*TASK BRIEF*
A faithful copy without images is required: write out all the records exactly.

[Excerpts from an interface dataset]
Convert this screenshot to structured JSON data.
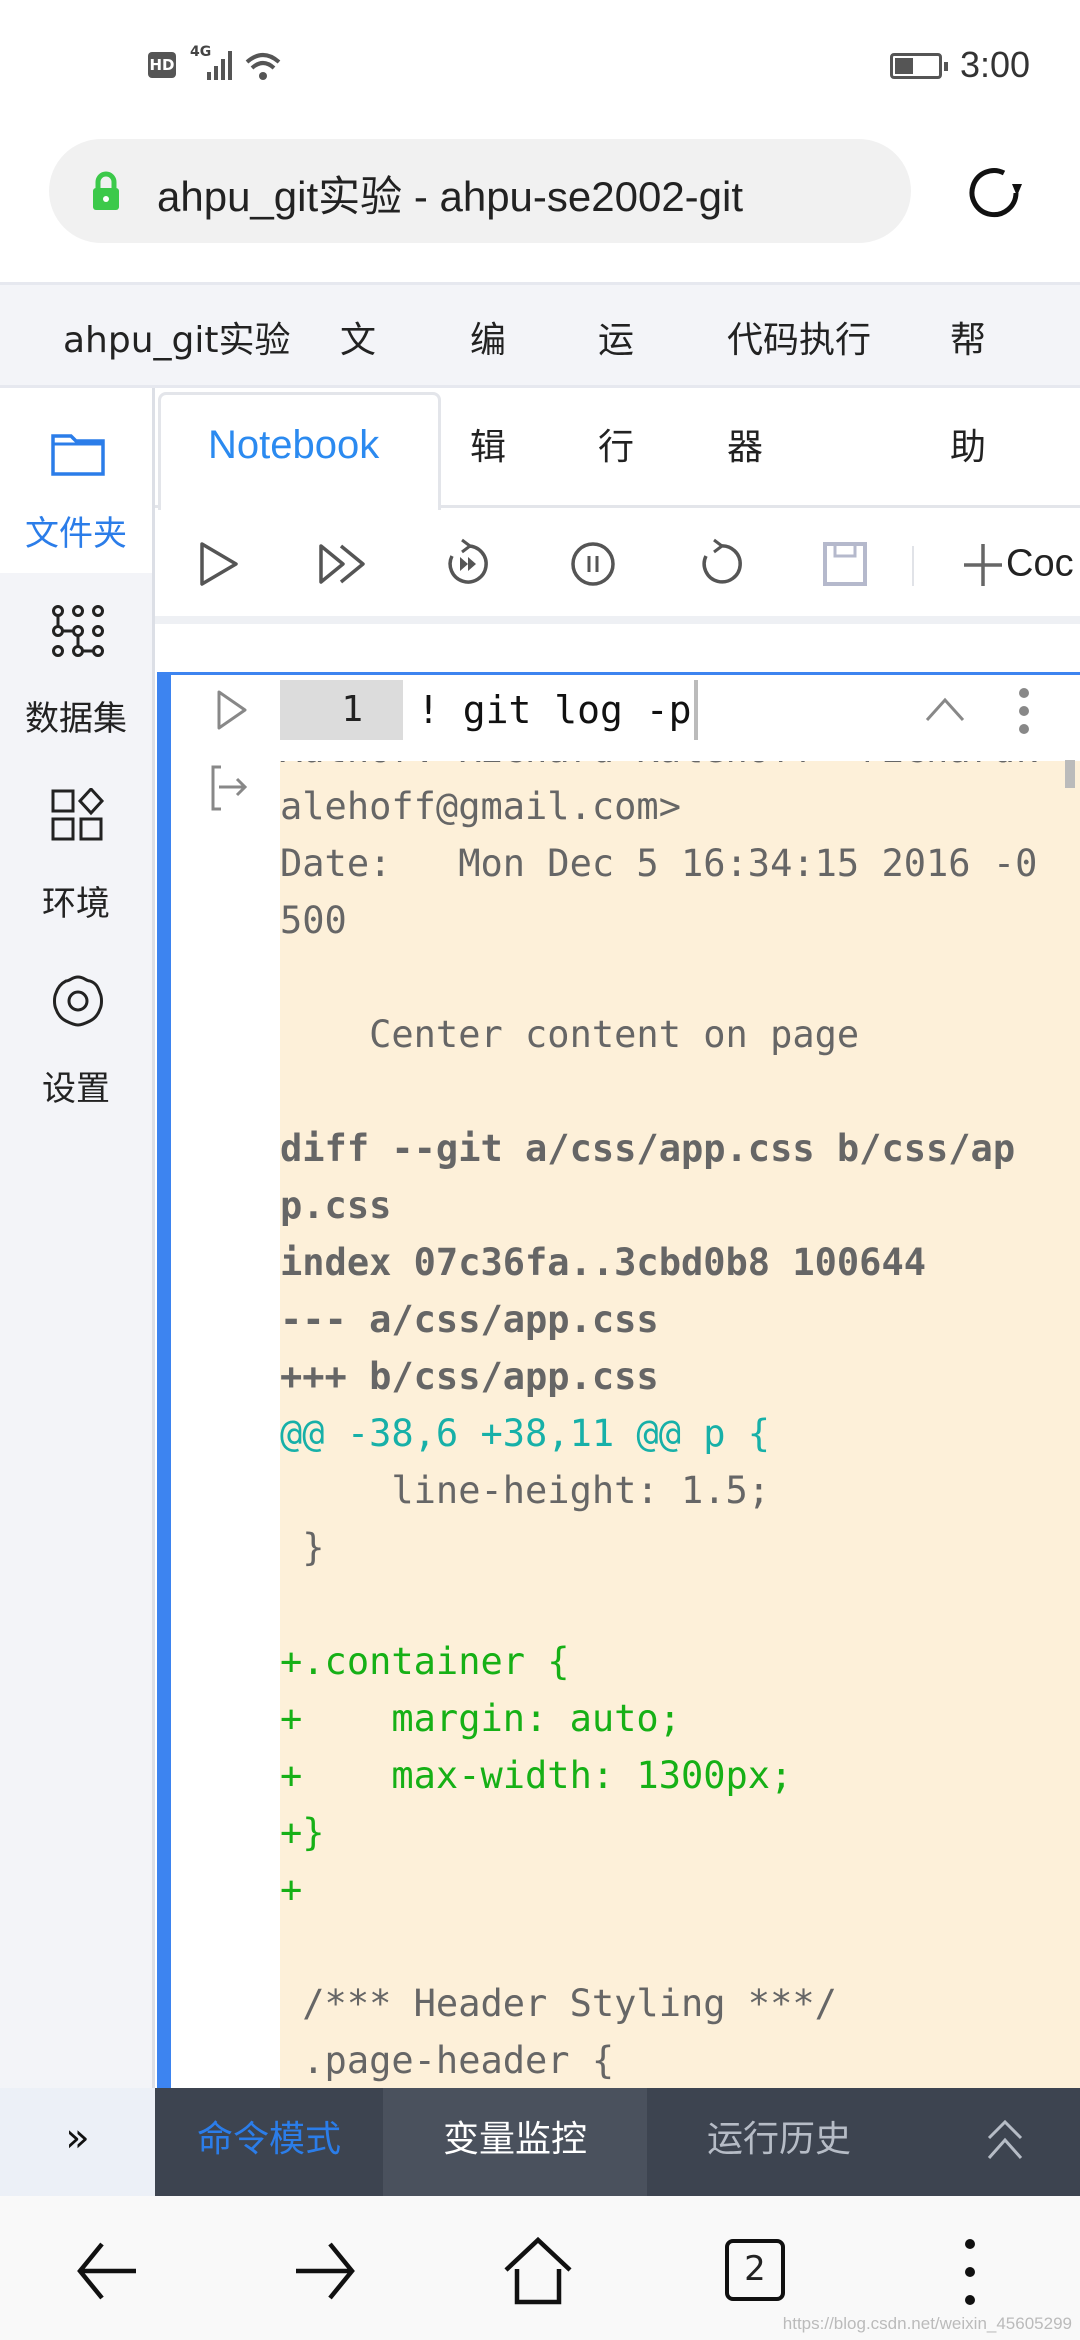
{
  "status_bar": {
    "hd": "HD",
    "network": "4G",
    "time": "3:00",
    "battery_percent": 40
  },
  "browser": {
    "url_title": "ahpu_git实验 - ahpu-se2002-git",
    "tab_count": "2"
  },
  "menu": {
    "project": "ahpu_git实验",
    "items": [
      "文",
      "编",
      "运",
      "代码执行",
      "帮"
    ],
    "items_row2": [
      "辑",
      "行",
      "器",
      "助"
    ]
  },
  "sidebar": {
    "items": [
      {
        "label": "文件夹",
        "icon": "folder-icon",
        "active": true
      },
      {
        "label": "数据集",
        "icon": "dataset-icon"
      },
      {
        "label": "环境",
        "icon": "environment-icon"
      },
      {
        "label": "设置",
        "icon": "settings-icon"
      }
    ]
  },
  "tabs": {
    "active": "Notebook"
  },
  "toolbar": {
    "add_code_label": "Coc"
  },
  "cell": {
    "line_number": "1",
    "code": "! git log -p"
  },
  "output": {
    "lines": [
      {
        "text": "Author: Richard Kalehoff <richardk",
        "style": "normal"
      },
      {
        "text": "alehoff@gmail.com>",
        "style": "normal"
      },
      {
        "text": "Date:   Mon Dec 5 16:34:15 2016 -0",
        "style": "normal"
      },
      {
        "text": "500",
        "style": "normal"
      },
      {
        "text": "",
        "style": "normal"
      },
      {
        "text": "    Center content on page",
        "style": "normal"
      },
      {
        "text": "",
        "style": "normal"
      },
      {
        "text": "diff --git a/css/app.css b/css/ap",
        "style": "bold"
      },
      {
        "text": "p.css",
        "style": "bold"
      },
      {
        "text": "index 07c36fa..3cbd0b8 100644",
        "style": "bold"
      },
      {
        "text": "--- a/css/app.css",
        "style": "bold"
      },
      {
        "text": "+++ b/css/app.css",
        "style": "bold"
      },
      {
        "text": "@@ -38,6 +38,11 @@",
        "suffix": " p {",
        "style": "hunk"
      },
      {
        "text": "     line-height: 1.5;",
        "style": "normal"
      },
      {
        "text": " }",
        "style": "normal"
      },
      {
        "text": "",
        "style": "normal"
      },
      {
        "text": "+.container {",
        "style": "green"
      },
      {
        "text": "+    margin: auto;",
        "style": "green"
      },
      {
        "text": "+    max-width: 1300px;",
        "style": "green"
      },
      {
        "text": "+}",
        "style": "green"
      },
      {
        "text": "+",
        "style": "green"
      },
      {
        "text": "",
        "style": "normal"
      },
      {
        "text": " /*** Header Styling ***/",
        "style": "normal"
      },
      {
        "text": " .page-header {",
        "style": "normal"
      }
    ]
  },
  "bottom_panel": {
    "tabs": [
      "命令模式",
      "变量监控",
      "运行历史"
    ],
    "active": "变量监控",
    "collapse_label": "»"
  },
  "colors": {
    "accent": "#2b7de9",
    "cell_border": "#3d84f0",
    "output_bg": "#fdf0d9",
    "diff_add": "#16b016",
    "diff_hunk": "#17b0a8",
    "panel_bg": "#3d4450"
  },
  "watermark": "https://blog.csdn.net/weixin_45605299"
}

*ANSWER*
Convert this screenshot to structured JSON data.
{
  "status_bar": {
    "hd": "HD",
    "network": "4G",
    "time": "3:00",
    "battery_percent": 40
  },
  "browser": {
    "url_title": "ahpu_git实验 - ahpu-se2002-git",
    "tab_count": "2"
  },
  "menu": {
    "project": "ahpu_git实验",
    "items": [
      "文",
      "编",
      "运",
      "代码执行",
      "帮"
    ],
    "items_row2": [
      "辑",
      "行",
      "器",
      "助"
    ]
  },
  "sidebar": {
    "items": [
      {
        "label": "文件夹",
        "icon": "folder-icon",
        "active": true
      },
      {
        "label": "数据集",
        "icon": "dataset-icon"
      },
      {
        "label": "环境",
        "icon": "environment-icon"
      },
      {
        "label": "设置",
        "icon": "settings-icon"
      }
    ]
  },
  "tabs": {
    "active": "Notebook"
  },
  "toolbar": {
    "add_code_label": "Coc"
  },
  "cell": {
    "line_number": "1",
    "code": "! git log -p"
  },
  "output": {
    "lines": [
      {
        "text": "Author: Richard Kalehoff <richardk",
        "style": "normal"
      },
      {
        "text": "alehoff@gmail.com>",
        "style": "normal"
      },
      {
        "text": "Date:   Mon Dec 5 16:34:15 2016 -0",
        "style": "normal"
      },
      {
        "text": "500",
        "style": "normal"
      },
      {
        "text": "",
        "style": "normal"
      },
      {
        "text": "    Center content on page",
        "style": "normal"
      },
      {
        "text": "",
        "style": "normal"
      },
      {
        "text": "diff --git a/css/app.css b/css/ap",
        "style": "bold"
      },
      {
        "text": "p.css",
        "style": "bold"
      },
      {
        "text": "index 07c36fa..3cbd0b8 100644",
        "style": "bold"
      },
      {
        "text": "--- a/css/app.css",
        "style": "bold"
      },
      {
        "text": "+++ b/css/app.css",
        "style": "bold"
      },
      {
        "text": "@@ -38,6 +38,11 @@",
        "suffix": " p {",
        "style": "hunk"
      },
      {
        "text": "     line-height: 1.5;",
        "style": "normal"
      },
      {
        "text": " }",
        "style": "normal"
      },
      {
        "text": "",
        "style": "normal"
      },
      {
        "text": "+.container {",
        "style": "green"
      },
      {
        "text": "+    margin: auto;",
        "style": "green"
      },
      {
        "text": "+    max-width: 1300px;",
        "style": "green"
      },
      {
        "text": "+}",
        "style": "green"
      },
      {
        "text": "+",
        "style": "green"
      },
      {
        "text": "",
        "style": "normal"
      },
      {
        "text": " /*** Header Styling ***/",
        "style": "normal"
      },
      {
        "text": " .page-header {",
        "style": "normal"
      }
    ]
  },
  "bottom_panel": {
    "tabs": [
      "命令模式",
      "变量监控",
      "运行历史"
    ],
    "active": "变量监控",
    "collapse_label": "»"
  },
  "colors": {
    "accent": "#2b7de9",
    "cell_border": "#3d84f0",
    "output_bg": "#fdf0d9",
    "diff_add": "#16b016",
    "diff_hunk": "#17b0a8",
    "panel_bg": "#3d4450"
  },
  "watermark": "https://blog.csdn.net/weixin_45605299"
}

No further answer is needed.